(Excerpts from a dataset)
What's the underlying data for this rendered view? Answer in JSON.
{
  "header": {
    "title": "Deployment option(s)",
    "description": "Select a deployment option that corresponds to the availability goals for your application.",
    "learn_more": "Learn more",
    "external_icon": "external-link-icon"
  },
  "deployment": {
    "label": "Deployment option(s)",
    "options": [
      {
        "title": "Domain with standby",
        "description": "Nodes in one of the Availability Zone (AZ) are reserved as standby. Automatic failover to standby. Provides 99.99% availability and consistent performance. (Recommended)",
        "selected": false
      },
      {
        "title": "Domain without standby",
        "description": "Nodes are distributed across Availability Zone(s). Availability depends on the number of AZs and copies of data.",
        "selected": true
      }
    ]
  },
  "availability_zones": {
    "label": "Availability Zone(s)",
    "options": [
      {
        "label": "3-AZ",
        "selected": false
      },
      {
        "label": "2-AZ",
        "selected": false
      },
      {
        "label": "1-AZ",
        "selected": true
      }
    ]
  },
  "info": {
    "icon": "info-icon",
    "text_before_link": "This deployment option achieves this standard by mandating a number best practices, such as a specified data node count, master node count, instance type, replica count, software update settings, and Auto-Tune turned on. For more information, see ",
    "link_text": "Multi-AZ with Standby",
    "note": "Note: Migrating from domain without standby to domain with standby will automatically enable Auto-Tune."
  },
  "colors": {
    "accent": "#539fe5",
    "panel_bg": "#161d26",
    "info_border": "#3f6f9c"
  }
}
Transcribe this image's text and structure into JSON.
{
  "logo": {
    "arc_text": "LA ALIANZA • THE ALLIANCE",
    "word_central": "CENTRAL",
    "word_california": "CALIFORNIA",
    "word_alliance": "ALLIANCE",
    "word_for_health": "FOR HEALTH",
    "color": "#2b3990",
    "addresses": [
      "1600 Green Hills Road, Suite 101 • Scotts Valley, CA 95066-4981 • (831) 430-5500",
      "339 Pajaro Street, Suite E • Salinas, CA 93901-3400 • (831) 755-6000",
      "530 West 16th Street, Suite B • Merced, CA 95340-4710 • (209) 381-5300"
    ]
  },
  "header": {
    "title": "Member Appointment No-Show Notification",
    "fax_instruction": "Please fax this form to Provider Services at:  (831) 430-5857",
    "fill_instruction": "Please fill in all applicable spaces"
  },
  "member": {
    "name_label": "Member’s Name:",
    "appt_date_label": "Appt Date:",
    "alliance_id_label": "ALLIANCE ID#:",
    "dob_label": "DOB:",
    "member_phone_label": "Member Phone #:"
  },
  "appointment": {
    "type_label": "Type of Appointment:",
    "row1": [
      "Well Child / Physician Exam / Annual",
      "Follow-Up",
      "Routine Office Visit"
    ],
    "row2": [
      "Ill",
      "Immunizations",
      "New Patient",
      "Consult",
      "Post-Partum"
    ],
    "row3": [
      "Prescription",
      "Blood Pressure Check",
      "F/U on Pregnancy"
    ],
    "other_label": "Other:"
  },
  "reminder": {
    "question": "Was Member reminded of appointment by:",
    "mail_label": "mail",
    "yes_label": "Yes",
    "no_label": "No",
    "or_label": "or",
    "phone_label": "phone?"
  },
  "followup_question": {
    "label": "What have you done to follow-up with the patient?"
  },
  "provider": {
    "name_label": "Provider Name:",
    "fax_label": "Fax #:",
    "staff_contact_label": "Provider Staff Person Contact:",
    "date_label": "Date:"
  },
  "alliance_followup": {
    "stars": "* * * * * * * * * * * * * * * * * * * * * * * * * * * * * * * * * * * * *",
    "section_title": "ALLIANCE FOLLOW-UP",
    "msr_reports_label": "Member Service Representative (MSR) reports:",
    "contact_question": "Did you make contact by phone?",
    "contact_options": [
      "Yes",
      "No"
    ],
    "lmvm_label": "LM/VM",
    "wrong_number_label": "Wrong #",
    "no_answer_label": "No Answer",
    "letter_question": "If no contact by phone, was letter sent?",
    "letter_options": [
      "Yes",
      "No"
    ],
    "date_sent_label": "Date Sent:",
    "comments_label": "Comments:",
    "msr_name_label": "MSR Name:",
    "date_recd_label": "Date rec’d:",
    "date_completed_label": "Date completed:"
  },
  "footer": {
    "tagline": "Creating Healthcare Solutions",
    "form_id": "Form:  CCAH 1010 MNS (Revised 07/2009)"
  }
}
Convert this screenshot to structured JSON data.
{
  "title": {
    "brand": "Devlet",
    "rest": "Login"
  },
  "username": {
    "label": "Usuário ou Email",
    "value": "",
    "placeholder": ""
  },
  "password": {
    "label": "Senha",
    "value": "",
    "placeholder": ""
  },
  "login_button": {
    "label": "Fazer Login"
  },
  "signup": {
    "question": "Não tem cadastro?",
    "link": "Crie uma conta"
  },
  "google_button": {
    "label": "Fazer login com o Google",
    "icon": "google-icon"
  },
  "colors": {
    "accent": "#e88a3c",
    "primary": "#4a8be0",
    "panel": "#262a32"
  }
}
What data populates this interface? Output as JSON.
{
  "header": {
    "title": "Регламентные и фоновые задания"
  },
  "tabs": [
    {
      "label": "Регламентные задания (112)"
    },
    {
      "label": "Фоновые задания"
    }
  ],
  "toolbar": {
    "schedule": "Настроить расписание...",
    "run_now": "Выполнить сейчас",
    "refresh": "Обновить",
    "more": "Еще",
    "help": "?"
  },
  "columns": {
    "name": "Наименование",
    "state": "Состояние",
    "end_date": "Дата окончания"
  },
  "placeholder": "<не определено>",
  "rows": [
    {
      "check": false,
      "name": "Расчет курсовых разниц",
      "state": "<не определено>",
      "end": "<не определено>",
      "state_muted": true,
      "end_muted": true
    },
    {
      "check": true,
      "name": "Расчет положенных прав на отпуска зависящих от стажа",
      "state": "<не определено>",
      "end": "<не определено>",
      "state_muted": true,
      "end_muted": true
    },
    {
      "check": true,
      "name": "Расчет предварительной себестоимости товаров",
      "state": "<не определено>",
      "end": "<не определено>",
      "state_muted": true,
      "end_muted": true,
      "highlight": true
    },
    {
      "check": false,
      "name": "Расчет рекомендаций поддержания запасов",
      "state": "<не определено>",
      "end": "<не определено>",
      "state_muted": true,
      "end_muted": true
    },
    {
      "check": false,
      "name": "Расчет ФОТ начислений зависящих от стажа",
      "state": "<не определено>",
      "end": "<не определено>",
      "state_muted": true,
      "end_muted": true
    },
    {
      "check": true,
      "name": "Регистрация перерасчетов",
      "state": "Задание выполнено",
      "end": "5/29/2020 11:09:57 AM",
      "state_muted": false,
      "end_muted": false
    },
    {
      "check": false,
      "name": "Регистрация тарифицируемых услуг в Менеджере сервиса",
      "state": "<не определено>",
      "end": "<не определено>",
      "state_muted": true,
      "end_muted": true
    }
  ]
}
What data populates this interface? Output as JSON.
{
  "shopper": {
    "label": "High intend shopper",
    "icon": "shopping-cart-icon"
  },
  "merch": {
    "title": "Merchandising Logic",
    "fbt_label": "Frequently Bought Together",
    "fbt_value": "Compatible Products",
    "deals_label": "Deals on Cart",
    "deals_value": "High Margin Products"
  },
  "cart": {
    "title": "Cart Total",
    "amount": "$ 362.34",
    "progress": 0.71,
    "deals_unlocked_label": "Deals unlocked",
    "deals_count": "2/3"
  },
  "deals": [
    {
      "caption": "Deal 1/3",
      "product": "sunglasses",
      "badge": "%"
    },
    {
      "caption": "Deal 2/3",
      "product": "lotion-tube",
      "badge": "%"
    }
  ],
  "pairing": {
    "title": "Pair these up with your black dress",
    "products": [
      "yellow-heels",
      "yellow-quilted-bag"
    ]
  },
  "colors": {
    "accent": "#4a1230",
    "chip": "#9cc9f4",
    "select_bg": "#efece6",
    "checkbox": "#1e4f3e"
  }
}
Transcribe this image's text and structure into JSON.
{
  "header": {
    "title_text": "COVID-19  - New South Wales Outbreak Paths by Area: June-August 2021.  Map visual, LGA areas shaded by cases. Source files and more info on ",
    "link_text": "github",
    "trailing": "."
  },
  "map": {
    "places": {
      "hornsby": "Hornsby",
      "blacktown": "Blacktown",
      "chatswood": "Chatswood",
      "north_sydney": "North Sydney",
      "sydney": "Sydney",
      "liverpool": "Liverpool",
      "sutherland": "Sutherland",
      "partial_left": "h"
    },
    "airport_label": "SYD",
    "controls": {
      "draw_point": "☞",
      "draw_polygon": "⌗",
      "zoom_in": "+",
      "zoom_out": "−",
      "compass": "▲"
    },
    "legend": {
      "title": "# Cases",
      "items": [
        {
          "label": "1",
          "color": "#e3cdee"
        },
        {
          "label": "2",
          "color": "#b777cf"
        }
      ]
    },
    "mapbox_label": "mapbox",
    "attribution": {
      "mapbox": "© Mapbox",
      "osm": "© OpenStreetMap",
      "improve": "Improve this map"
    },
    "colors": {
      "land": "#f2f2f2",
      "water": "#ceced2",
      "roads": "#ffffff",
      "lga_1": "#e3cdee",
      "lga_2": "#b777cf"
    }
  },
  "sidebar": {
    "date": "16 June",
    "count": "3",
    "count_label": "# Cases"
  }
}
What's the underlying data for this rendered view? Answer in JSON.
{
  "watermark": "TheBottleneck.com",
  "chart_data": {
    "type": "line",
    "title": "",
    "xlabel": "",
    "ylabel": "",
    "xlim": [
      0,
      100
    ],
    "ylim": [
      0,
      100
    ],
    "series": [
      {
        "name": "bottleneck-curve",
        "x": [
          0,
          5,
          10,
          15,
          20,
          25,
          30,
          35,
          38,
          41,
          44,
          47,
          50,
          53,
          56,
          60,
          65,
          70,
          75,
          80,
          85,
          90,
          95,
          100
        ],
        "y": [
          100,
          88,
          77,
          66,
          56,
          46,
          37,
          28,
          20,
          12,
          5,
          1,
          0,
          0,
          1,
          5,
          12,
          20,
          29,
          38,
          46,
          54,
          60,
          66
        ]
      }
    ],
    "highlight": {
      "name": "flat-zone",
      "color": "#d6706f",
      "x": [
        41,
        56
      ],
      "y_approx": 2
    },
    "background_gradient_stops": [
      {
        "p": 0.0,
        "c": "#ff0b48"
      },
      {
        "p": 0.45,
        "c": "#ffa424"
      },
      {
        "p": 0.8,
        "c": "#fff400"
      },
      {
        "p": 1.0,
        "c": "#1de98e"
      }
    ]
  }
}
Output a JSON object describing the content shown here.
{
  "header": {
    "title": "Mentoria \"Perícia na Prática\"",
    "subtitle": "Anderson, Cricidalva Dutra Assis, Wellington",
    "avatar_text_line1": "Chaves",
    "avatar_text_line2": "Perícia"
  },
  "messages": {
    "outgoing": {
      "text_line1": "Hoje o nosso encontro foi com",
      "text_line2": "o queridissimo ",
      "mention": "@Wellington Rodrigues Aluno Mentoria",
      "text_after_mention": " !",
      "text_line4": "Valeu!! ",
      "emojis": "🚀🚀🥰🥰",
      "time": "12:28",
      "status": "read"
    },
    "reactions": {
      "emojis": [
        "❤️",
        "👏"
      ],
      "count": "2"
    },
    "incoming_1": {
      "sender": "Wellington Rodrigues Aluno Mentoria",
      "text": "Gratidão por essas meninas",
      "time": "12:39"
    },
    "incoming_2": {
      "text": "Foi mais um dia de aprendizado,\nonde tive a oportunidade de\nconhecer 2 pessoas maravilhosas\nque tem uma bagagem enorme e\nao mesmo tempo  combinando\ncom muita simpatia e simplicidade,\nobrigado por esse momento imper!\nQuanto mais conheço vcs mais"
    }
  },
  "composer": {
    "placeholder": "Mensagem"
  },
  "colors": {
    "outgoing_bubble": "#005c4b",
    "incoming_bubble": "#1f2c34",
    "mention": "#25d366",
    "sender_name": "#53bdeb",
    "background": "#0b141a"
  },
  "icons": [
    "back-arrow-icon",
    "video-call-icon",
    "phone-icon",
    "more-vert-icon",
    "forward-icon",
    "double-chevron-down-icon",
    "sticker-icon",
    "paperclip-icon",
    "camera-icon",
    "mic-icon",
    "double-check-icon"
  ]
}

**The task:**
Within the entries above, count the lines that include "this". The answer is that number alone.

**Solved problem:**
10